--- What is required ---
Please write out the data exactly, line by line.

- - - - - - -

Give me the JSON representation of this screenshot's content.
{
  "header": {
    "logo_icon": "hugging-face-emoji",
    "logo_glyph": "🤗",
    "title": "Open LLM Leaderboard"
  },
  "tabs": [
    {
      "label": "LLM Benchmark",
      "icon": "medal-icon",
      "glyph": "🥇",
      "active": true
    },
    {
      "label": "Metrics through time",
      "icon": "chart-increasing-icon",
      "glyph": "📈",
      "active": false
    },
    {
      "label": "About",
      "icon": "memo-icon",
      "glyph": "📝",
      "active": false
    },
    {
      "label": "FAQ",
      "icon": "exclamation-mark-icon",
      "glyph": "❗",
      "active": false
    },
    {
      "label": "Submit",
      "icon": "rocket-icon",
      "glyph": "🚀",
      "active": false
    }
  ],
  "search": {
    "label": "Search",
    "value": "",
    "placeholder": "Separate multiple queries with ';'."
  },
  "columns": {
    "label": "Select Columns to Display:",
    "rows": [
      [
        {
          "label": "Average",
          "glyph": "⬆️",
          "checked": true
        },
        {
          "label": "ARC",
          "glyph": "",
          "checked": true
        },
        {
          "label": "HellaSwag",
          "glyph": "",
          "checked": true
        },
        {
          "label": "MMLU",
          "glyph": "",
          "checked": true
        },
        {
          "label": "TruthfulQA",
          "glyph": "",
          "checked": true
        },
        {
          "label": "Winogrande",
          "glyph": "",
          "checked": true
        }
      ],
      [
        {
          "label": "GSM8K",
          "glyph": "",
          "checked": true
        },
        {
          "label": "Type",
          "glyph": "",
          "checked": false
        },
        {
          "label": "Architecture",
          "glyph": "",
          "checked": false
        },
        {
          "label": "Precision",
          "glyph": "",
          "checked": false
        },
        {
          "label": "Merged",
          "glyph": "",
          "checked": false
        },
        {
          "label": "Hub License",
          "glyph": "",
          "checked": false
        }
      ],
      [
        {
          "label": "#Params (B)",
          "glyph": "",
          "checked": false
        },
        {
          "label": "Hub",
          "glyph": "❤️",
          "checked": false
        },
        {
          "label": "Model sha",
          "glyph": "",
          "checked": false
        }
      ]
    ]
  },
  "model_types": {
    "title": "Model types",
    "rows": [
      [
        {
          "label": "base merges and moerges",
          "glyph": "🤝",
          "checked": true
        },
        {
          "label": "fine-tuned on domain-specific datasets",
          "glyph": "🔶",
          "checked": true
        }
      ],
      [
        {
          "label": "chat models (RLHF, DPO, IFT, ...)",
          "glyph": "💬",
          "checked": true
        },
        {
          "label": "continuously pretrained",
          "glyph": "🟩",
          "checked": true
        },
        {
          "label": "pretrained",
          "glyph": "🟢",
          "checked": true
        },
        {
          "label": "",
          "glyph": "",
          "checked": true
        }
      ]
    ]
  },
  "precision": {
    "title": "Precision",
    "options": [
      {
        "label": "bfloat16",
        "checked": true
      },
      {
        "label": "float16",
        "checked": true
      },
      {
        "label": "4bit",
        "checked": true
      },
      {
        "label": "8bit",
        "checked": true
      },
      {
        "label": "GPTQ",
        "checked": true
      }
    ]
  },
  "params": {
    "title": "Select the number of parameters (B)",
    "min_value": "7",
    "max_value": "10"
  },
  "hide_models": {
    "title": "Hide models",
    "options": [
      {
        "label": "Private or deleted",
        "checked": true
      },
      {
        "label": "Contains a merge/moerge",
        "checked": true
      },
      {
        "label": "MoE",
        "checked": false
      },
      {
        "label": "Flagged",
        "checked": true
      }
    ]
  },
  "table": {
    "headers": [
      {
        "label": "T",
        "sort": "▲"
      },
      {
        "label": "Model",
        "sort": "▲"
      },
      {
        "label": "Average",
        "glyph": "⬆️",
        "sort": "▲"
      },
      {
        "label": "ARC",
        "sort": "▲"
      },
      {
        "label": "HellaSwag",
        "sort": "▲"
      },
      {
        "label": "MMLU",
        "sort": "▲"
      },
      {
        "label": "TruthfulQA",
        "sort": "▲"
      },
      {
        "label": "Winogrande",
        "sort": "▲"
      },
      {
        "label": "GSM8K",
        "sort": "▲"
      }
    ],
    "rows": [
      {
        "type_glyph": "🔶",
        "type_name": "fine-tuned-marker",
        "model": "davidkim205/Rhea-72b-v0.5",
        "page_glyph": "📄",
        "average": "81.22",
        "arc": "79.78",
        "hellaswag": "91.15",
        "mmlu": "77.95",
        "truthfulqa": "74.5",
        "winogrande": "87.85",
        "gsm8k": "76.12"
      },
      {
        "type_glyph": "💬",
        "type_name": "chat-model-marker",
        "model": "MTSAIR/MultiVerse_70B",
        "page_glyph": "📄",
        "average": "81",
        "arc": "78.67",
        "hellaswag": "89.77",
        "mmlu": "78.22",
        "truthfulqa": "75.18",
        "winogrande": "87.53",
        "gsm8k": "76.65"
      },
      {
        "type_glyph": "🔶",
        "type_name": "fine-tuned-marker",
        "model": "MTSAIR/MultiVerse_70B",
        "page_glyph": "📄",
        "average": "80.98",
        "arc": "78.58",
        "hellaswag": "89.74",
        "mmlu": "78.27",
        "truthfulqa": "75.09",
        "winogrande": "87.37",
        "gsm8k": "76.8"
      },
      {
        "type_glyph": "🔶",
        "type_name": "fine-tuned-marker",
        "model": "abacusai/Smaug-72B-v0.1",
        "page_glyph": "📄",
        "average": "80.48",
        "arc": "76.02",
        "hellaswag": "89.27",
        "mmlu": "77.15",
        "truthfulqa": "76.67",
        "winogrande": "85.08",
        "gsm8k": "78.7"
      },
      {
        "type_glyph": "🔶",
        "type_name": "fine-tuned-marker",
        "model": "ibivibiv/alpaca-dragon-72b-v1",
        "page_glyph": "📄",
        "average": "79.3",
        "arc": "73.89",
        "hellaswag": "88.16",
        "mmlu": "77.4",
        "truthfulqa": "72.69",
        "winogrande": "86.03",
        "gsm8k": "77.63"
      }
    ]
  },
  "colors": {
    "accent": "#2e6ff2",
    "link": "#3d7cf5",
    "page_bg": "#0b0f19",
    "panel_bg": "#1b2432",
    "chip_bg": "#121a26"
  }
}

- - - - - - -

--- Problem solution ---
Give me the JSON representation of this screenshot's content.
{
  "header": {
    "logo_icon": "hugging-face-emoji",
    "logo_glyph": "🤗",
    "title": "Open LLM Leaderboard"
  },
  "tabs": [
    {
      "label": "LLM Benchmark",
      "icon": "medal-icon",
      "glyph": "🥇",
      "active": true
    },
    {
      "label": "Metrics through time",
      "icon": "chart-increasing-icon",
      "glyph": "📈",
      "active": false
    },
    {
      "label": "About",
      "icon": "memo-icon",
      "glyph": "📝",
      "active": false
    },
    {
      "label": "FAQ",
      "icon": "exclamation-mark-icon",
      "glyph": "❗",
      "active": false
    },
    {
      "label": "Submit",
      "icon": "rocket-icon",
      "glyph": "🚀",
      "active": false
    }
  ],
  "search": {
    "label": "Search",
    "value": "",
    "placeholder": "Separate multiple queries with ';'."
  },
  "columns": {
    "label": "Select Columns to Display:",
    "rows": [
      [
        {
          "label": "Average",
          "glyph": "⬆️",
          "checked": true
        },
        {
          "label": "ARC",
          "glyph": "",
          "checked": true
        },
        {
          "label": "HellaSwag",
          "glyph": "",
          "checked": true
        },
        {
          "label": "MMLU",
          "glyph": "",
          "checked": true
        },
        {
          "label": "TruthfulQA",
          "glyph": "",
          "checked": true
        },
        {
          "label": "Winogrande",
          "glyph": "",
          "checked": true
        }
      ],
      [
        {
          "label": "GSM8K",
          "glyph": "",
          "checked": true
        },
        {
          "label": "Type",
          "glyph": "",
          "checked": false
        },
        {
          "label": "Architecture",
          "glyph": "",
          "checked": false
        },
        {
          "label": "Precision",
          "glyph": "",
          "checked": false
        },
        {
          "label": "Merged",
          "glyph": "",
          "checked": false
        },
        {
          "label": "Hub License",
          "glyph": "",
          "checked": false
        }
      ],
      [
        {
          "label": "#Params (B)",
          "glyph": "",
          "checked": false
        },
        {
          "label": "Hub",
          "glyph": "❤️",
          "checked": false
        },
        {
          "label": "Model sha",
          "glyph": "",
          "checked": false
        }
      ]
    ]
  },
  "model_types": {
    "title": "Model types",
    "rows": [
      [
        {
          "label": "base merges and moerges",
          "glyph": "🤝",
          "checked": true
        },
        {
          "label": "fine-tuned on domain-specific datasets",
          "glyph": "🔶",
          "checked": true
        }
      ],
      [
        {
          "label": "chat models (RLHF, DPO, IFT, ...)",
          "glyph": "💬",
          "checked": true
        },
        {
          "label": "continuously pretrained",
          "glyph": "🟩",
          "checked": true
        },
        {
          "label": "pretrained",
          "glyph": "🟢",
          "checked": true
        },
        {
          "label": "",
          "glyph": "",
          "checked": true
        }
      ]
    ]
  },
  "precision": {
    "title": "Precision",
    "options": [
      {
        "label": "bfloat16",
        "checked": true
      },
      {
        "label": "float16",
        "checked": true
      },
      {
        "label": "4bit",
        "checked": true
      },
      {
        "label": "8bit",
        "checked": true
      },
      {
        "label": "GPTQ",
        "checked": true
      }
    ]
  },
  "params": {
    "title": "Select the number of parameters (B)",
    "min_value": "7",
    "max_value": "10"
  },
  "hide_models": {
    "title": "Hide models",
    "options": [
      {
        "label": "Private or deleted",
        "checked": true
      },
      {
        "label": "Contains a merge/moerge",
        "checked": true
      },
      {
        "label": "MoE",
        "checked": false
      },
      {
        "label": "Flagged",
        "checked": true
      }
    ]
  },
  "table": {
    "headers": [
      {
        "label": "T",
        "sort": "▲"
      },
      {
        "label": "Model",
        "sort": "▲"
      },
      {
        "label": "Average",
        "glyph": "⬆️",
        "sort": "▲"
      },
      {
        "label": "ARC",
        "sort": "▲"
      },
      {
        "label": "HellaSwag",
        "sort": "▲"
      },
      {
        "label": "MMLU",
        "sort": "▲"
      },
      {
        "label": "TruthfulQA",
        "sort": "▲"
      },
      {
        "label": "Winogrande",
        "sort": "▲"
      },
      {
        "label": "GSM8K",
        "sort": "▲"
      }
    ],
    "rows": [
      {
        "type_glyph": "🔶",
        "type_name": "fine-tuned-marker",
        "model": "davidkim205/Rhea-72b-v0.5",
        "page_glyph": "📄",
        "average": "81.22",
        "arc": "79.78",
        "hellaswag": "91.15",
        "mmlu": "77.95",
        "truthfulqa": "74.5",
        "winogrande": "87.85",
        "gsm8k": "76.12"
      },
      {
        "type_glyph": "💬",
        "type_name": "chat-model-marker",
        "model": "MTSAIR/MultiVerse_70B",
        "page_glyph": "📄",
        "average": "81",
        "arc": "78.67",
        "hellaswag": "89.77",
        "mmlu": "78.22",
        "truthfulqa": "75.18",
        "winogrande": "87.53",
        "gsm8k": "76.65"
      },
      {
        "type_glyph": "🔶",
        "type_name": "fine-tuned-marker",
        "model": "MTSAIR/MultiVerse_70B",
        "page_glyph": "📄",
        "average": "80.98",
        "arc": "78.58",
        "hellaswag": "89.74",
        "mmlu": "78.27",
        "truthfulqa": "75.09",
        "winogrande": "87.37",
        "gsm8k": "76.8"
      },
      {
        "type_glyph": "🔶",
        "type_name": "fine-tuned-marker",
        "model": "abacusai/Smaug-72B-v0.1",
        "page_glyph": "📄",
        "average": "80.48",
        "arc": "76.02",
        "hellaswag": "89.27",
        "mmlu": "77.15",
        "truthfulqa": "76.67",
        "winogrande": "85.08",
        "gsm8k": "78.7"
      },
      {
        "type_glyph": "🔶",
        "type_name": "fine-tuned-marker",
        "model": "ibivibiv/alpaca-dragon-72b-v1",
        "page_glyph": "📄",
        "average": "79.3",
        "arc": "73.89",
        "hellaswag": "88.16",
        "mmlu": "77.4",
        "truthfulqa": "72.69",
        "winogrande": "86.03",
        "gsm8k": "77.63"
      }
    ]
  },
  "colors": {
    "accent": "#2e6ff2",
    "link": "#3d7cf5",
    "page_bg": "#0b0f19",
    "panel_bg": "#1b2432",
    "chip_bg": "#121a26"
  }
}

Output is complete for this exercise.